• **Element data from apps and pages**
=== Section Start ===

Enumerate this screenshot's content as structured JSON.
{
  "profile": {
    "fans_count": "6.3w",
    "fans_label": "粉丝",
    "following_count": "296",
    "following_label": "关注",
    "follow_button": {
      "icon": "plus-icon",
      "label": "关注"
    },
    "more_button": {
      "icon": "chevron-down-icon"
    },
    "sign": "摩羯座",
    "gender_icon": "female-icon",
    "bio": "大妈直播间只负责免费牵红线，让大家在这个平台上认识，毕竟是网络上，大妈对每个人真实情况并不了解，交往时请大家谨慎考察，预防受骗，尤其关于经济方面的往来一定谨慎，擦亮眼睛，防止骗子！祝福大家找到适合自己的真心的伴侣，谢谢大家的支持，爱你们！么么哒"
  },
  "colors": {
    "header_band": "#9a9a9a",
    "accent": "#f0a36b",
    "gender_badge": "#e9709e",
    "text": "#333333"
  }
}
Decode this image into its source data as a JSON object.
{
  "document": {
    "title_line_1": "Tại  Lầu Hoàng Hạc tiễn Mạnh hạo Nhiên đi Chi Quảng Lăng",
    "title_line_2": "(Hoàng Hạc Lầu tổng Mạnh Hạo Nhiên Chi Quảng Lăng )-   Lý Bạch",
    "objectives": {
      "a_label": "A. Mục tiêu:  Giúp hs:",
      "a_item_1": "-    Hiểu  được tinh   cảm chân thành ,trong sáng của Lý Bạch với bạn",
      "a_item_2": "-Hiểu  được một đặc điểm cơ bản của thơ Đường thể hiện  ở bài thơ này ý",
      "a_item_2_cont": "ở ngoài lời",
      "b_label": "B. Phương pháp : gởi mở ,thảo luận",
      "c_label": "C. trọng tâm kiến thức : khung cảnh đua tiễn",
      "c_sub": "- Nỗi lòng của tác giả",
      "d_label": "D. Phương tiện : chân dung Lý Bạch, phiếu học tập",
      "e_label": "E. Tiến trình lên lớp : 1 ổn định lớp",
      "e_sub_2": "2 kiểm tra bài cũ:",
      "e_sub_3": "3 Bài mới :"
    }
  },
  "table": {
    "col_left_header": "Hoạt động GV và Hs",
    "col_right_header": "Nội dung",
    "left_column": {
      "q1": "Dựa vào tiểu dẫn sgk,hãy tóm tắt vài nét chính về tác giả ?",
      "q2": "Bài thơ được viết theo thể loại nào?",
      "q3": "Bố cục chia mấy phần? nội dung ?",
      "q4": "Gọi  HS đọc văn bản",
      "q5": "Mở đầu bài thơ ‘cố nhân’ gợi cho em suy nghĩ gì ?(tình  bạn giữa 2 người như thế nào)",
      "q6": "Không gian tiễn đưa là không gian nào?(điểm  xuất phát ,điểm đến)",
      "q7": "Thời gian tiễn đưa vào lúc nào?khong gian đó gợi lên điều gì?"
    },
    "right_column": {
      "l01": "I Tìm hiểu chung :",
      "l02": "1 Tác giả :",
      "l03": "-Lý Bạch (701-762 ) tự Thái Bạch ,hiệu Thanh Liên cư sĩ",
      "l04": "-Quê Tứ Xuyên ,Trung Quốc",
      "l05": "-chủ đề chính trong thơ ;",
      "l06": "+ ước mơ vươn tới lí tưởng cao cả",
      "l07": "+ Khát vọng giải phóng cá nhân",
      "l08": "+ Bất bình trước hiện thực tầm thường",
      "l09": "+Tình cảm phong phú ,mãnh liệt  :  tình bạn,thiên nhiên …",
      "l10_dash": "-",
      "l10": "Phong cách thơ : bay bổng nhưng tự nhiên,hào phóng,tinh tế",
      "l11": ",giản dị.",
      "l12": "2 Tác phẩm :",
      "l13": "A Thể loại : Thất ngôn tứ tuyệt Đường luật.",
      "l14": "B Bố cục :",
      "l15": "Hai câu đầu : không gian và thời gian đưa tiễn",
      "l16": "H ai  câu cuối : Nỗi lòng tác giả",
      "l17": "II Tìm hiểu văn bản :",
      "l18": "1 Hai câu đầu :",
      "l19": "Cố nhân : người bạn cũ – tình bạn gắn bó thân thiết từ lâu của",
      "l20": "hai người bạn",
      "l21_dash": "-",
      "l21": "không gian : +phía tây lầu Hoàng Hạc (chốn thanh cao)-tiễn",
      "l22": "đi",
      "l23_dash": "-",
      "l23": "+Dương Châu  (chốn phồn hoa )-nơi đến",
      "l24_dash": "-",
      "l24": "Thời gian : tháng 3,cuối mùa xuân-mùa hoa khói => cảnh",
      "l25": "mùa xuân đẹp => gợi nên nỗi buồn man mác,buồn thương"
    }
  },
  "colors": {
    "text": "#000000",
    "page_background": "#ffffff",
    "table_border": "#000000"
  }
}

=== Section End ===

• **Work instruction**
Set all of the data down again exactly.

• **Solution below**
Enumerate this screenshot's content as structured JSON.
{
  "profile": {
    "fans_count": "6.3w",
    "fans_label": "粉丝",
    "following_count": "296",
    "following_label": "关注",
    "follow_button": {
      "icon": "plus-icon",
      "label": "关注"
    },
    "more_button": {
      "icon": "chevron-down-icon"
    },
    "sign": "摩羯座",
    "gender_icon": "female-icon",
    "bio": "大妈直播间只负责免费牵红线，让大家在这个平台上认识，毕竟是网络上，大妈对每个人真实情况并不了解，交往时请大家谨慎考察，预防受骗，尤其关于经济方面的往来一定谨慎，擦亮眼睛，防止骗子！祝福大家找到适合自己的真心的伴侣，谢谢大家的支持，爱你们！么么哒"
  },
  "colors": {
    "header_band": "#9a9a9a",
    "accent": "#f0a36b",
    "gender_badge": "#e9709e",
    "text": "#333333"
  }
}
Decode this image into its source data as a JSON object.
{
  "document": {
    "title_line_1": "Tại  Lầu Hoàng Hạc tiễn Mạnh hạo Nhiên đi Chi Quảng Lăng",
    "title_line_2": "(Hoàng Hạc Lầu tổng Mạnh Hạo Nhiên Chi Quảng Lăng )-   Lý Bạch",
    "objectives": {
      "a_label": "A. Mục tiêu:  Giúp hs:",
      "a_item_1": "-    Hiểu  được tinh   cảm chân thành ,trong sáng của Lý Bạch với bạn",
      "a_item_2": "-Hiểu  được một đặc điểm cơ bản của thơ Đường thể hiện  ở bài thơ này ý",
      "a_item_2_cont": "ở ngoài lời",
      "b_label": "B. Phương pháp : gởi mở ,thảo luận",
      "c_label": "C. trọng tâm kiến thức : khung cảnh đua tiễn",
      "c_sub": "- Nỗi lòng của tác giả",
      "d_label": "D. Phương tiện : chân dung Lý Bạch, phiếu học tập",
      "e_label": "E. Tiến trình lên lớp : 1 ổn định lớp",
      "e_sub_2": "2 kiểm tra bài cũ:",
      "e_sub_3": "3 Bài mới :"
    }
  },
  "table": {
    "col_left_header": "Hoạt động GV và Hs",
    "col_right_header": "Nội dung",
    "left_column": {
      "q1": "Dựa vào tiểu dẫn sgk,hãy tóm tắt vài nét chính về tác giả ?",
      "q2": "Bài thơ được viết theo thể loại nào?",
      "q3": "Bố cục chia mấy phần? nội dung ?",
      "q4": "Gọi  HS đọc văn bản",
      "q5": "Mở đầu bài thơ ‘cố nhân’ gợi cho em suy nghĩ gì ?(tình  bạn giữa 2 người như thế nào)",
      "q6": "Không gian tiễn đưa là không gian nào?(điểm  xuất phát ,điểm đến)",
      "q7": "Thời gian tiễn đưa vào lúc nào?khong gian đó gợi lên điều gì?"
    },
    "right_column": {
      "l01": "I Tìm hiểu chung :",
      "l02": "1 Tác giả :",
      "l03": "-Lý Bạch (701-762 ) tự Thái Bạch ,hiệu Thanh Liên cư sĩ",
      "l04": "-Quê Tứ Xuyên ,Trung Quốc",
      "l05": "-chủ đề chính trong thơ ;",
      "l06": "+ ước mơ vươn tới lí tưởng cao cả",
      "l07": "+ Khát vọng giải phóng cá nhân",
      "l08": "+ Bất bình trước hiện thực tầm thường",
      "l09": "+Tình cảm phong phú ,mãnh liệt  :  tình bạn,thiên nhiên …",
      "l10_dash": "-",
      "l10": "Phong cách thơ : bay bổng nhưng tự nhiên,hào phóng,tinh tế",
      "l11": ",giản dị.",
      "l12": "2 Tác phẩm :",
      "l13": "A Thể loại : Thất ngôn tứ tuyệt Đường luật.",
      "l14": "B Bố cục :",
      "l15": "Hai câu đầu : không gian và thời gian đưa tiễn",
      "l16": "H ai  câu cuối : Nỗi lòng tác giả",
      "l17": "II Tìm hiểu văn bản :",
      "l18": "1 Hai câu đầu :",
      "l19": "Cố nhân : người bạn cũ – tình bạn gắn bó thân thiết từ lâu của",
      "l20": "hai người bạn",
      "l21_dash": "-",
      "l21": "không gian : +phía tây lầu Hoàng Hạc (chốn thanh cao)-tiễn",
      "l22": "đi",
      "l23_dash": "-",
      "l23": "+Dương Châu  (chốn phồn hoa )-nơi đến",
      "l24_dash": "-",
      "l24": "Thời gian : tháng 3,cuối mùa xuân-mùa hoa khói => cảnh",
      "l25": "mùa xuân đẹp => gợi nên nỗi buồn man mác,buồn thương"
    }
  },
  "colors": {
    "text": "#000000",
    "page_background": "#ffffff",
    "table_border": "#000000"
  }
}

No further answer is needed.